Uncertain progress toward electronic trucking logs
Truck driver fatigue is one of the most common cause of catastrophic trucking crashes that I see in my law practice.
Many times we have combed through the paper logs maintained by truck drivers, sometimes referred to as "comic books," and meticulously compared them to other records generated in the course of a cross-country trip. Time and again we have found that the trucker, pushed by employers and shippers to make impossible delivery schedules, had hardly slept for days before crashing into our clients. One truck driver who had run over a family vehicle, confronted by dissection of the evidence, admitted that he had been driving 20 of the previous 24 hours then broke down and cried over the child he had killed.
A solution that has been promoted for years is to require Electronic On-Board Recorders (EOBR) that are at least more difficult to falsify than handwritten paper logs.
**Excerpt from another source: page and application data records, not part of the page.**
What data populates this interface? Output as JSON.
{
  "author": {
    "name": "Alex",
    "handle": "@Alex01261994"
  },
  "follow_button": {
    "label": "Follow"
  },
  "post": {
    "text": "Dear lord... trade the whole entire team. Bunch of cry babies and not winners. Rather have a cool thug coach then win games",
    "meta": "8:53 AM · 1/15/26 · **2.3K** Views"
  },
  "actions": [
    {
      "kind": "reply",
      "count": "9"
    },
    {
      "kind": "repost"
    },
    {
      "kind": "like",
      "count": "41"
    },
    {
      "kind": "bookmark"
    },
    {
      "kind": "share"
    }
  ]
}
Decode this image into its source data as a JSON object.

Major trucking companies and the American Trucking Associations support the EOBR requirement, which they say will help them enforce anti-fatigue rules. But independent truckers, represented by the Owner-Operator Independent Drivers Association, say the mandate would impose unfair costs on drivers who own their own rigs.
Last week in Congress, the House sent conflicting messages to the trucking industry. On Friday, the House adopted both a highway bill conference report that mandates electronic data recorders in trucks and an amendment to a spending bill that would bar the Transportation Department from spending money to implement the requirement.
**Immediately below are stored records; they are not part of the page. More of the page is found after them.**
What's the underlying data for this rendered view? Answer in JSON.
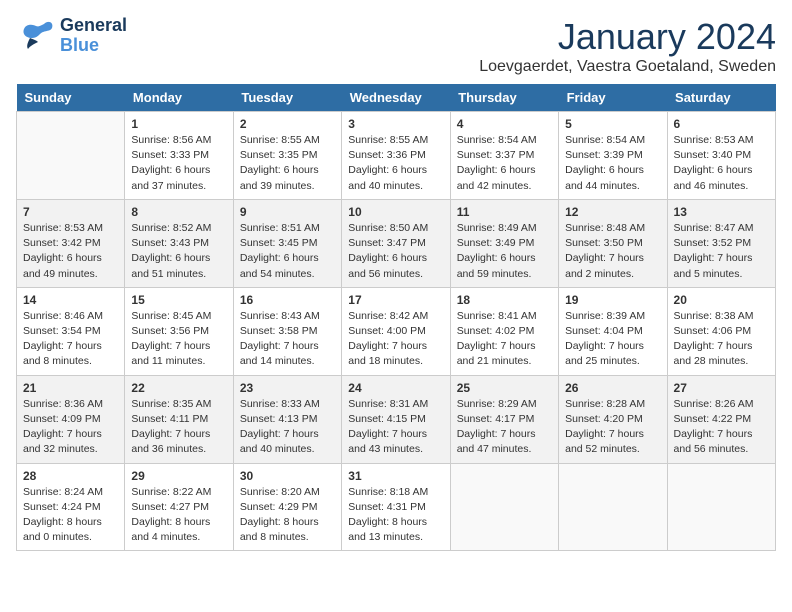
{
  "logo": {
    "general": "General",
    "blue": "Blue"
  },
  "title": "January 2024",
  "subtitle": "Loevgaerdet, Vaestra Goetaland, Sweden",
  "weekdays": [
    "Sunday",
    "Monday",
    "Tuesday",
    "Wednesday",
    "Thursday",
    "Friday",
    "Saturday"
  ],
  "weeks": [
    [
      {
        "day": "",
        "info": ""
      },
      {
        "day": "1",
        "info": "Sunrise: 8:56 AM\nSunset: 3:33 PM\nDaylight: 6 hours\nand 37 minutes."
      },
      {
        "day": "2",
        "info": "Sunrise: 8:55 AM\nSunset: 3:35 PM\nDaylight: 6 hours\nand 39 minutes."
      },
      {
        "day": "3",
        "info": "Sunrise: 8:55 AM\nSunset: 3:36 PM\nDaylight: 6 hours\nand 40 minutes."
      },
      {
        "day": "4",
        "info": "Sunrise: 8:54 AM\nSunset: 3:37 PM\nDaylight: 6 hours\nand 42 minutes."
      },
      {
        "day": "5",
        "info": "Sunrise: 8:54 AM\nSunset: 3:39 PM\nDaylight: 6 hours\nand 44 minutes."
      },
      {
        "day": "6",
        "info": "Sunrise: 8:53 AM\nSunset: 3:40 PM\nDaylight: 6 hours\nand 46 minutes."
      }
    ],
    [
      {
        "day": "7",
        "info": "Sunrise: 8:53 AM\nSunset: 3:42 PM\nDaylight: 6 hours\nand 49 minutes."
      },
      {
        "day": "8",
        "info": "Sunrise: 8:52 AM\nSunset: 3:43 PM\nDaylight: 6 hours\nand 51 minutes."
      },
      {
        "day": "9",
        "info": "Sunrise: 8:51 AM\nSunset: 3:45 PM\nDaylight: 6 hours\nand 54 minutes."
      },
      {
        "day": "10",
        "info": "Sunrise: 8:50 AM\nSunset: 3:47 PM\nDaylight: 6 hours\nand 56 minutes."
      },
      {
        "day": "11",
        "info": "Sunrise: 8:49 AM\nSunset: 3:49 PM\nDaylight: 6 hours\nand 59 minutes."
      },
      {
        "day": "12",
        "info": "Sunrise: 8:48 AM\nSunset: 3:50 PM\nDaylight: 7 hours\nand 2 minutes."
      },
      {
        "day": "13",
        "info": "Sunrise: 8:47 AM\nSunset: 3:52 PM\nDaylight: 7 hours\nand 5 minutes."
      }
    ],
    [
      {
        "day": "14",
        "info": "Sunrise: 8:46 AM\nSunset: 3:54 PM\nDaylight: 7 hours\nand 8 minutes."
      },
      {
        "day": "15",
        "info": "Sunrise: 8:45 AM\nSunset: 3:56 PM\nDaylight: 7 hours\nand 11 minutes."
      },
      {
        "day": "16",
        "info": "Sunrise: 8:43 AM\nSunset: 3:58 PM\nDaylight: 7 hours\nand 14 minutes."
      },
      {
        "day": "17",
        "info": "Sunrise: 8:42 AM\nSunset: 4:00 PM\nDaylight: 7 hours\nand 18 minutes."
      },
      {
        "day": "18",
        "info": "Sunrise: 8:41 AM\nSunset: 4:02 PM\nDaylight: 7 hours\nand 21 minutes."
      },
      {
        "day": "19",
        "info": "Sunrise: 8:39 AM\nSunset: 4:04 PM\nDaylight: 7 hours\nand 25 minutes."
      },
      {
        "day": "20",
        "info": "Sunrise: 8:38 AM\nSunset: 4:06 PM\nDaylight: 7 hours\nand 28 minutes."
      }
    ],
    [
      {
        "day": "21",
        "info": "Sunrise: 8:36 AM\nSunset: 4:09 PM\nDaylight: 7 hours\nand 32 minutes."
      },
      {
        "day": "22",
        "info": "Sunrise: 8:35 AM\nSunset: 4:11 PM\nDaylight: 7 hours\nand 36 minutes."
      },
      {
        "day": "23",
        "info": "Sunrise: 8:33 AM\nSunset: 4:13 PM\nDaylight: 7 hours\nand 40 minutes."
      },
      {
        "day": "24",
        "info": "Sunrise: 8:31 AM\nSunset: 4:15 PM\nDaylight: 7 hours\nand 43 minutes."
      },
      {
        "day": "25",
        "info": "Sunrise: 8:29 AM\nSunset: 4:17 PM\nDaylight: 7 hours\nand 47 minutes."
      },
      {
        "day": "26",
        "info": "Sunrise: 8:28 AM\nSunset: 4:20 PM\nDaylight: 7 hours\nand 52 minutes."
      },
      {
        "day": "27",
        "info": "Sunrise: 8:26 AM\nSunset: 4:22 PM\nDaylight: 7 hours\nand 56 minutes."
      }
    ],
    [
      {
        "day": "28",
        "info": "Sunrise: 8:24 AM\nSunset: 4:24 PM\nDaylight: 8 hours\nand 0 minutes."
      },
      {
        "day": "29",
        "info": "Sunrise: 8:22 AM\nSunset: 4:27 PM\nDaylight: 8 hours\nand 4 minutes."
      },
      {
        "day": "30",
        "info": "Sunrise: 8:20 AM\nSunset: 4:29 PM\nDaylight: 8 hours\nand 8 minutes."
      },
      {
        "day": "31",
        "info": "Sunrise: 8:18 AM\nSunset: 4:31 PM\nDaylight: 8 hours\nand 13 minutes."
      },
      {
        "day": "",
        "info": ""
      },
      {
        "day": "",
        "info": ""
      },
      {
        "day": "",
        "info": ""
      }
    ]
  ]
}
The conference report on the surface transportation reauthorization (HR 4348), adopted in both chambers on Friday, included Senate language requiring the devices. The agreement was adopted in the House by a vote of 373-52.
After opponents in the House failed to get the provision stripped from the agreement, Rep. Jeff Landry, R-La., offered an amendment to the fiscal 2013 Transportation-HUD spending bill (HR 5972) that would disallow any Transportation Department expenditures supporting the recorder mandate. The amendment — which would block any expenditures on rules to require global position tracking, event-data recorders or electronic on-board recording devices on passenger vehicles or commercial trucks — was adopted by voice vote. The appropriations bill passed, 261-163.
American Trucking Associations President Bill Graves complained that “opponents of honest, fair and efficient enforcement of important safety rules have used this back door to thwart the will of Congress.” Graves said he expected that the conference report language “will be the final word on the use of electronic logs and that [the Transportation Department] will quickly move to require this important safety technology on all trucks.”
Having watched the ongoing struggle about trucking hours of service rules and their enforcement over the years, I make no bold predictions about any definitive action.
Meanwhile, efforts to update the trucking insurance requirements, which have not been adjusted for inflation in over 30 years, remain stalled.
Ken Shigley is immediate past president of the 43,000 member State Bar of Georgia, double board certified in Civil Trial Advocacy and Civil Pretrial Advocacy by the National Board of Legal Specialty Certification, and a board member of the Trucking Litigation Group of the American Association for Justice. He may be contacted at email@example.com.